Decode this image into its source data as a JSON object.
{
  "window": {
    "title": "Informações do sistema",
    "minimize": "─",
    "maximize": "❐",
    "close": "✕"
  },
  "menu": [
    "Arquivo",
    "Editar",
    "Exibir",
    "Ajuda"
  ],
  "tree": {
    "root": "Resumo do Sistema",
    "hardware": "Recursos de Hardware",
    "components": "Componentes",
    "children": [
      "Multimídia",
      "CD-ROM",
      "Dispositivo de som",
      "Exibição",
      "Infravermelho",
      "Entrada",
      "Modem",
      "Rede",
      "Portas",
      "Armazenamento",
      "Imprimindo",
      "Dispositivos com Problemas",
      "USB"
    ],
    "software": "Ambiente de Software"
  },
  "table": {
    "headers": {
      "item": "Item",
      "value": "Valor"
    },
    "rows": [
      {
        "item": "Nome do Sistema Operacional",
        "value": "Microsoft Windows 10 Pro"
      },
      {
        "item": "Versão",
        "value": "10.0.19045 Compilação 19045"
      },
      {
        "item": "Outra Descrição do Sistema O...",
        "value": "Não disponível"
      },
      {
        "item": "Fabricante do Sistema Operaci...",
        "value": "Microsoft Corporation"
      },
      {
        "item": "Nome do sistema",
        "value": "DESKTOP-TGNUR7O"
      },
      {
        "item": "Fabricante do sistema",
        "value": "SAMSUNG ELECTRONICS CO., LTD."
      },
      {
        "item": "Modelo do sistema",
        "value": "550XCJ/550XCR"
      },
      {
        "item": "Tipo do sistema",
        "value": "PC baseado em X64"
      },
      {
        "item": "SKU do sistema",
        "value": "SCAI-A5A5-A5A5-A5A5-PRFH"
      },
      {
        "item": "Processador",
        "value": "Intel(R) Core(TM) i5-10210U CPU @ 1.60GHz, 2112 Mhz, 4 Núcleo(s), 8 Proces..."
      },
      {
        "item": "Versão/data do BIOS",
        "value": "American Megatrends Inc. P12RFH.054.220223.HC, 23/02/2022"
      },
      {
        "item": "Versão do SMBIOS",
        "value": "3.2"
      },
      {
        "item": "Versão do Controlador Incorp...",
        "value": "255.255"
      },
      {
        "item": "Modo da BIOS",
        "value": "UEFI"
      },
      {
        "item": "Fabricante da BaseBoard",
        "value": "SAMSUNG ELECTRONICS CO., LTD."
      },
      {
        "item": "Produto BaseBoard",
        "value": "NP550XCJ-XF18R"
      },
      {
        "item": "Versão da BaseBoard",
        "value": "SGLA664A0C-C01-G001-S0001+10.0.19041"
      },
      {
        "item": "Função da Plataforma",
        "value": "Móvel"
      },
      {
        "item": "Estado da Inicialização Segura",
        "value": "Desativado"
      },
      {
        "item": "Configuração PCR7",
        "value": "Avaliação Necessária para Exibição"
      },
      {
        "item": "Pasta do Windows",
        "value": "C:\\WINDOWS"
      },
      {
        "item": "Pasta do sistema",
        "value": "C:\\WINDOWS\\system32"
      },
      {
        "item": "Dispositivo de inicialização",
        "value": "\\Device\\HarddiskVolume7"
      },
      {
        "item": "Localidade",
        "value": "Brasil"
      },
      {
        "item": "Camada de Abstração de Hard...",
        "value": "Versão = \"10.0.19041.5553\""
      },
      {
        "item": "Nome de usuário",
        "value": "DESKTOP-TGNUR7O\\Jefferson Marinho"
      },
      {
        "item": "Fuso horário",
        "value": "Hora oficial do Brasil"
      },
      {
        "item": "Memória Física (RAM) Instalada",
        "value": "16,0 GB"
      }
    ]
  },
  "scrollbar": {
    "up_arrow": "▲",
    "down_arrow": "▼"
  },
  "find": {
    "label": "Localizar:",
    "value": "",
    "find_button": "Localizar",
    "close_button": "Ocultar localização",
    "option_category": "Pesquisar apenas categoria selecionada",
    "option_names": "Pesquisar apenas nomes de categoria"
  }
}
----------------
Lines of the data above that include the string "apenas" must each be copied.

▶ Solution for this problem
    "option_category": "Pesquisar apenas categoria selecionada",
    "option_names": "Pesquisar apenas nomes de categoria"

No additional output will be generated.